EC: I don't sacrifice anything because I'm not a full-time teacher. I think some of the problems of teaching are the fact that it takes so much of someone's time. I just teach once a week right now and I give workshops every once in a while...so it's not like I devote myself to teaching.

I think the downside of that is that I don't have a full-time position, I don't make income I can rely on from teaching because I'm an adjunct professor. The great thing for me...[is] that it forces me to get out of my work and myself and really think about my students, how they think and how they create. For me this is the challenge. Every time I see someone's work, I don't really know at first what needs to be done in order to help them progress. It's a process. In this process I have to realize who they are and how they think and how they create, and then to try to help them that way, and for me this is the biggest challenge.

f: I thought we could ask a few questions about the general advice you give your students while talking about your role as a teacher. Do you have advice received or learned over the course of your career that you would pass along to them?

EC: Someone once advised me to really go with what I think in terms of editing my work, and what kind of work I'm doing and then, he said, it will be easier to embrace your failures. And this is so true because there are a lot of failures along the way, when you choose to be an artist, photographer, creative person. And to me if you know that you are walking your way, what you do reflects who you are, then if you fail, it's easier to deal with it than if you're trying to chase some kind of idea or trend of what kind of work you should be doing. I think it was a good advice. To just - not "just" because it's not an easy thing - to be me and take the decisions that are right for me.

f: Do you have any advice on starting projects?

EC: Yeah, they should do whatever they feel is right to do. I mean, you can always look at the trends. I don't work this way, some people do and that's fine for them, and sometimes, you know, seeing what has been done around you and trying different things is not a bad thing - but I've given advice because it's a very personal thing.

f: What about on the other end of a project, thinking about how to put these images, that come from different times, different places together, do you have any thoughts about sequences and creating a larger body or work, any thoughts to pass on?

EC: No, I feel it really depends on the work, on the context, on where it is going, and if it's a group show, if it's a book, if it's a page or two pages or eight pages for a magazine, if you want your work to be read as a narrative or not, as a conceptual project or not, so it's not something that generally you can I think you can have one advice for.

f: Do you think that a photograph can tell a narrative?

EC: Yeah, I think it can tell a narrative. I don't know if it can reflect reality as it is, but it can tell a narrative, it can be a narrative that is from the photographer's mind, but it can tell a narrative.

f: Do you have any thoughts about the gallery-museum world and strategies for having successful relationships with them?
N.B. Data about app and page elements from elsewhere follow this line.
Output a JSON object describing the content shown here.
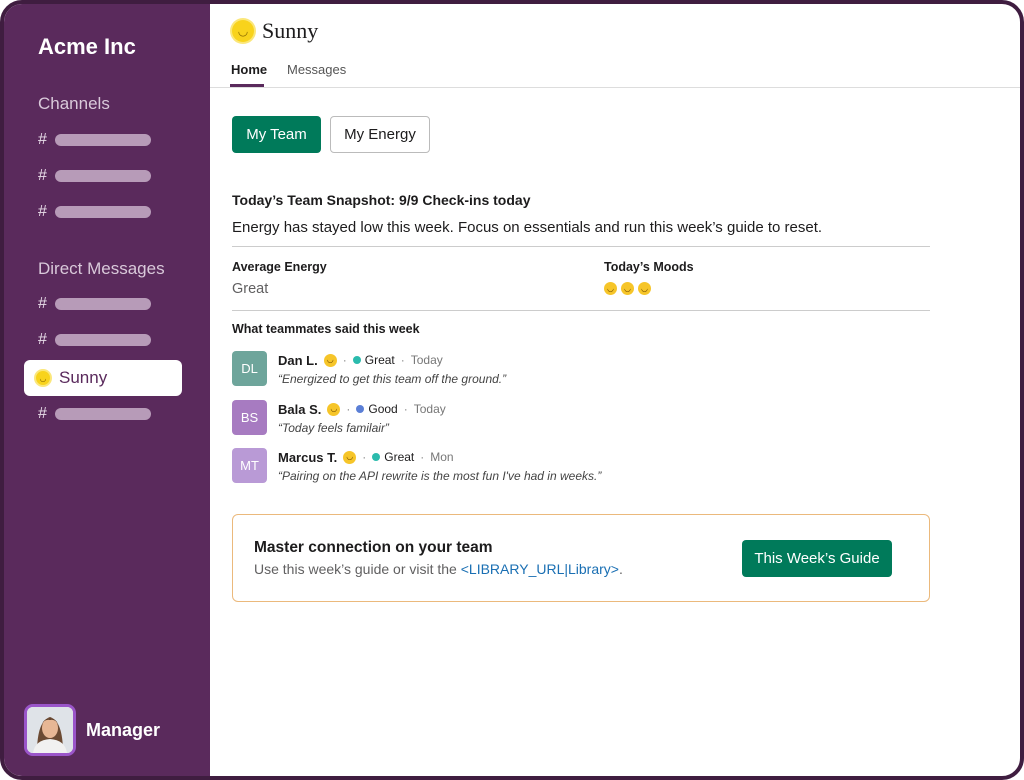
{
  "sidebar": {
    "workspace_name": "Acme Inc",
    "channels_heading": "Channels",
    "dm_heading": "Direct Messages",
    "channel_prefix": "#",
    "active_item": "Sunny",
    "user_role": "Manager"
  },
  "header": {
    "app_name": "Sunny",
    "tabs": [
      {
        "label": "Home",
        "active": true
      },
      {
        "label": "Messages",
        "active": false
      }
    ]
  },
  "toggle": {
    "my_team": "My Team",
    "my_energy": "My Energy"
  },
  "snapshot": {
    "title": "Today’s Team Snapshot: 9/9 Check-ins today",
    "description": "Energy has stayed low this week. Focus on essentials and run this week’s guide to reset.",
    "avg_energy_label": "Average Energy",
    "avg_energy_value": "Great",
    "moods_label": "Today’s Moods"
  },
  "feedback": {
    "heading": "What teammates said this week",
    "entries": [
      {
        "initials": "DL",
        "name": "Dan L.",
        "status": "Great",
        "status_color": "#2bbbad",
        "when": "Today",
        "quote": "“Energized to get this team off the ground.”",
        "avatar_color": "#6ea59b"
      },
      {
        "initials": "BS",
        "name": "Bala S.",
        "status": "Good",
        "status_color": "#5b7fd6",
        "when": "Today",
        "quote": "“Today feels familair”",
        "avatar_color": "#a77bc1"
      },
      {
        "initials": "MT",
        "name": "Marcus T.",
        "status": "Great",
        "status_color": "#2bbbad",
        "when": "Mon",
        "quote": "“Pairing on the API rewrite is the most fun I've had in weeks.”",
        "avatar_color": "#b99ad6"
      }
    ]
  },
  "card": {
    "title": "Master connection on your team",
    "text_before": "Use this week’s guide or visit the ",
    "link_text": "<LIBRARY_URL|Library>",
    "text_after": ".",
    "button_label": "This Week’s Guide"
  },
  "colors": {
    "sidebar": "#5a2a5c",
    "accent_green": "#007a5a",
    "card_border": "#ebb97c",
    "link": "#1a6fb3"
  },
  "icons": {
    "sun": "sun-smiley-icon",
    "mood": "smiley-emoji-icon",
    "hash": "hash-icon"
  }
}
EC: I think my only advice is to be really flexible and not to be entitled. Galleries are struggling almost the way we do, you know, you have to take it one step at a time. So I think if you're selling a lot, or if you just got a lot of critical attention, then you can ask for more from the gallery, but you can't ask the gallery to be your parent, you have to be realistic in the fact that these are businesses, they need to make a living, they need to pay the bills, you have to be realistic in what you ask from them. So for me to be flexible and realistic, and not be kind of the whining artist that I sometimes was, that I wish I'd learned earlier on.

f: The last question is to ask you if there's anything you would like to add or to see if there's something you've always wished an interviewer would ask you.

EC: No, I've been asked I think everything!

f: I was surprised how many interviews there are with you online. Hopefully the interview will add a little bit to the existing content about you as a teacher, a little bit more about the role of culture in your work and a little information about images themselves to complement what's out there.

Thanks, Elinor, for your time!

Edited for length, sequence, and clarity.